Politwoops Returns: Twitter, Transparency Watchdogs Reach Deal
The Sunlight Foundation, Access Now, and the Open State Foundation are again working to point out political gaffes on Twitter after striking a deal with the social network to allow the foundations to run Politwoops. The network shut it down last year after deciding that Politwoops, which keeps deleted tweets online, fundamentally violated its API agreement.
Efforts by political-transparency watchdogs to keep online gaffes accessible just got a little easier.
This week, the website Politwoops, a popular service run by the Sunlight Foundation in the United States and the Open State Foundation (OSF) in 30 other countries, returned online in most versions after the two foundations, along with their partner Access Now, reached an agreement with Twitter.
Politwoops faced an unceremonious shutdown last year after the social network Twitter decided that Politwoops ran counter to how the social network intended its application programming interface, or API, to be used. (Politwoops discovers and resurfaces deleted tweets from political figures.)
“We strongly support Sunlight’s mission of increasing transparency in politics and using civic tech and open data to hold government accountable to constituents, but preserving deleted Tweets violates our developer agreement,” Twitter said at the time of the shutdown last June. “Honoring the expectation of user privacy for all accounts is a priority for us, whether the user is anonymous or a member of Congress.”
The decision led to an immediate outcry throughout the advocacy community.
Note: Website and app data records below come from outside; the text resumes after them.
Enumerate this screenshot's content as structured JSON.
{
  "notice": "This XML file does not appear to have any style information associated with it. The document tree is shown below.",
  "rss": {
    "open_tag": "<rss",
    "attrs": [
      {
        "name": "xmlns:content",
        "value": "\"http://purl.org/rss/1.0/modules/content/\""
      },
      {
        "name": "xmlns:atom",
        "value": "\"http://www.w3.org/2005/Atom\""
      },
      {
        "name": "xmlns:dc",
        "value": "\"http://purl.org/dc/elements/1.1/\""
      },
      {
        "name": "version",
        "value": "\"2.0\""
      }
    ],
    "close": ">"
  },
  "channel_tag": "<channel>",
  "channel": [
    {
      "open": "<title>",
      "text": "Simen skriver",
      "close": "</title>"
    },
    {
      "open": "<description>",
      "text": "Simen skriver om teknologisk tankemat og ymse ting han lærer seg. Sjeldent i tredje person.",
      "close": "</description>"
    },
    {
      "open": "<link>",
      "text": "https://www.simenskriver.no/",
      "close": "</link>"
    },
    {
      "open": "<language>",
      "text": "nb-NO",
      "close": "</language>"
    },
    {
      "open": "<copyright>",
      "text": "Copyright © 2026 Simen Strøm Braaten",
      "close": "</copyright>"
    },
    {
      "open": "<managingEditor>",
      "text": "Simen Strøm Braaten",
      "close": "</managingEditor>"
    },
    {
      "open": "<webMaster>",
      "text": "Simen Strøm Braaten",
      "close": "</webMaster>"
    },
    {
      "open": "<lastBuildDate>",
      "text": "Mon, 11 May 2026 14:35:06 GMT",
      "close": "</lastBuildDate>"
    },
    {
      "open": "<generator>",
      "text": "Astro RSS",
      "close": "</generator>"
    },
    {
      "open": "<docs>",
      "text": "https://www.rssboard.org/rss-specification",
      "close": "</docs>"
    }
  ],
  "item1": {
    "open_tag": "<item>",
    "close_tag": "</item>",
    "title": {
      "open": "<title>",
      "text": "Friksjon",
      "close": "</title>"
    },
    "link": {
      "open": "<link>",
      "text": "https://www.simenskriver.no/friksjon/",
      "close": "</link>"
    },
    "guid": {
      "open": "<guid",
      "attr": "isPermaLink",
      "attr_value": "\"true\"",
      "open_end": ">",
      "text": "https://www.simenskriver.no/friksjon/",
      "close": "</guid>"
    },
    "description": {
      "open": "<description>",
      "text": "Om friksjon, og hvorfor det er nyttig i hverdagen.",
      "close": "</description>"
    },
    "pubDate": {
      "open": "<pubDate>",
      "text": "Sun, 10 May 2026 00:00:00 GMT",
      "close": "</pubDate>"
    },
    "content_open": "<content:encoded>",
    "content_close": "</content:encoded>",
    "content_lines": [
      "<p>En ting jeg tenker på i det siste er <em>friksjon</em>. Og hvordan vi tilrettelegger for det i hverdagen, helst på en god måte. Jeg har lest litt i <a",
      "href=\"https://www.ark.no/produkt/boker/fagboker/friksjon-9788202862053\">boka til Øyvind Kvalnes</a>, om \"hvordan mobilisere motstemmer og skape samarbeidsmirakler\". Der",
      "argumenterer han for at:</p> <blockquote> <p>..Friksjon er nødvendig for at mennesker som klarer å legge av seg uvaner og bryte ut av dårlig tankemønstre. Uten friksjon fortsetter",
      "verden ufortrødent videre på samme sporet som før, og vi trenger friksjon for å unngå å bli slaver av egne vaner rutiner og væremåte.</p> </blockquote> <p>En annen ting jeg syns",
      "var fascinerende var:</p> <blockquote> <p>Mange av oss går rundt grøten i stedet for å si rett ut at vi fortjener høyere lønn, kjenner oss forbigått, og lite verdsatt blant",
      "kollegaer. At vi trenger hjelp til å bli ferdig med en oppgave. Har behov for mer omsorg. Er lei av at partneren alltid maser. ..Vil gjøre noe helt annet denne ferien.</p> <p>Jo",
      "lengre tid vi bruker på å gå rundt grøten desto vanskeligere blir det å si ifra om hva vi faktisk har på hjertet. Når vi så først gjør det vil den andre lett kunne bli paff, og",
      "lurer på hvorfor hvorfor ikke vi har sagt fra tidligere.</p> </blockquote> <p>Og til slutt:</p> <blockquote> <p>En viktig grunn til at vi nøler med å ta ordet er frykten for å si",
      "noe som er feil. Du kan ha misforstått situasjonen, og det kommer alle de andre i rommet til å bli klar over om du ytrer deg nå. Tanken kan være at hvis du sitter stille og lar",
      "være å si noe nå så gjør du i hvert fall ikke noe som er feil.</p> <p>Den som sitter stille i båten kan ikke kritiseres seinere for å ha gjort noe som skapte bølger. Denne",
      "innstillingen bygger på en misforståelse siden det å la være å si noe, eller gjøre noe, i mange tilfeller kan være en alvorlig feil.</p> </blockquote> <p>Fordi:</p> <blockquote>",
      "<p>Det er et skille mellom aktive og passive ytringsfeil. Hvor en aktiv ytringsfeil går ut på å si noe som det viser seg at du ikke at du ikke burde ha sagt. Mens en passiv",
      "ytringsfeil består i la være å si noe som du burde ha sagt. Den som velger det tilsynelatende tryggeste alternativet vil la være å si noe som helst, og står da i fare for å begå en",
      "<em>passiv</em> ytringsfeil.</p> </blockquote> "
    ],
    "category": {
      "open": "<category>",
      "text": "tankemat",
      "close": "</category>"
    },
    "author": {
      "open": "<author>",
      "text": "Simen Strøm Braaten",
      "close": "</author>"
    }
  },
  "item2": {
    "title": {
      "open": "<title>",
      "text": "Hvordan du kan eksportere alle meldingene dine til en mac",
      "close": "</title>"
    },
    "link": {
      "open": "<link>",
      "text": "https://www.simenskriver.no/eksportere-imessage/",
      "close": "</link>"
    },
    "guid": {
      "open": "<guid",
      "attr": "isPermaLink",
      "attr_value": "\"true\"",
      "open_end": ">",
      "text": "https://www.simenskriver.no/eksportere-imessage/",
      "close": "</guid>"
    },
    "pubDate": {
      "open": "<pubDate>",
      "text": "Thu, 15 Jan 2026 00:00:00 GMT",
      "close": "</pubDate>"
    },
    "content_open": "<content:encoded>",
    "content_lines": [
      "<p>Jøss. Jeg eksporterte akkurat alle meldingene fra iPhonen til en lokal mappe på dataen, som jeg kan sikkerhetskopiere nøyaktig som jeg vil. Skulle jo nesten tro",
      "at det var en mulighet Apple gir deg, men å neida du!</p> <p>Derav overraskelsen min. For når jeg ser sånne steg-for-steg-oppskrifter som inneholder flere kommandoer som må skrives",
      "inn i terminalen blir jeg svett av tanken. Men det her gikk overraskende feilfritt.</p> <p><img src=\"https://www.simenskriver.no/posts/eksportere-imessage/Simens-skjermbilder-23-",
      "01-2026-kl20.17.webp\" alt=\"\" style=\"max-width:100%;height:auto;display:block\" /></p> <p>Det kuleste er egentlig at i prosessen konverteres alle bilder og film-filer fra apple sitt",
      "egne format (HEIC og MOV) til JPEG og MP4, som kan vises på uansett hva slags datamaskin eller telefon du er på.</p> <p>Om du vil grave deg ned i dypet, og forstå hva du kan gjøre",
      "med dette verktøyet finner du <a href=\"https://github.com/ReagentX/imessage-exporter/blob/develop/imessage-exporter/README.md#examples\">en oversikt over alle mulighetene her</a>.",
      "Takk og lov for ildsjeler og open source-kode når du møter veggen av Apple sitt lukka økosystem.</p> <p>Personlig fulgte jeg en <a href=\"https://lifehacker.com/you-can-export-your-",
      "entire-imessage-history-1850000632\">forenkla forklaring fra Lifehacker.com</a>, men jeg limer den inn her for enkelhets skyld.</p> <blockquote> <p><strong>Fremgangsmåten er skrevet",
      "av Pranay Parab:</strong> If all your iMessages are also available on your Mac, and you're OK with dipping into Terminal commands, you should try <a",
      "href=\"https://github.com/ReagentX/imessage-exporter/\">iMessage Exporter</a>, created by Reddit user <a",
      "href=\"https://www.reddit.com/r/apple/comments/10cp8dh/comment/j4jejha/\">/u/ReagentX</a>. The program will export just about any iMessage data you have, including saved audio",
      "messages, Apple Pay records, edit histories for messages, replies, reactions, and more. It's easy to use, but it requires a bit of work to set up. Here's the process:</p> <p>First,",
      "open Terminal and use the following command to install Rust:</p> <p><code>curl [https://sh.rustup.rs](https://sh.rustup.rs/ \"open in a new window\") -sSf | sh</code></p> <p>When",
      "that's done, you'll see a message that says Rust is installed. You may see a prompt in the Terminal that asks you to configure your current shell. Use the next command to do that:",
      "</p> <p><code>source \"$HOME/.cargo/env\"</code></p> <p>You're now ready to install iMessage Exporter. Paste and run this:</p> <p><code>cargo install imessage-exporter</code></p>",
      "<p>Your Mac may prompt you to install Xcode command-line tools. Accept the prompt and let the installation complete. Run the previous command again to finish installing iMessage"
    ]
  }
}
But the shutdown was announced roughly a week before Twitter founder and current CEO Jack Dorsey was brought back on board—and Dorsey apparently saw things differently.
“We have a responsibility to continue to power organizations who want to bring transparency like Politwoops,” he said at a developer conference in October.
Soon enough, the three groups were having regular meetings with Twitter to negotiate the future of Politwoops, finally striking a deal at the end of last month.
After the announcement was made public, OSF, which originally created the tool, quickly got 25 different versions of the platform back online, and the Sunlight Foundation hopes to have the U.S. version of the site running again within a few weeks.
“The understanding reached last week has been welcomed by all those who believe the world needs more political transparency,” OSF Director Arjan El Fassed said in a news release. “Our next step is to continue and expand our work to enable the public to hold public officials accountable for their public statements.”
Access Now Executive Director Brett Solomon echoed the sentiment.
“As Twitter becomes a more important platform for political discourse, it is essential that politicians and public officials’ tweets remain online and accessible to the general public. This announcement is an important step forward,” Solomon said in an official statement.
(Open State Foundation)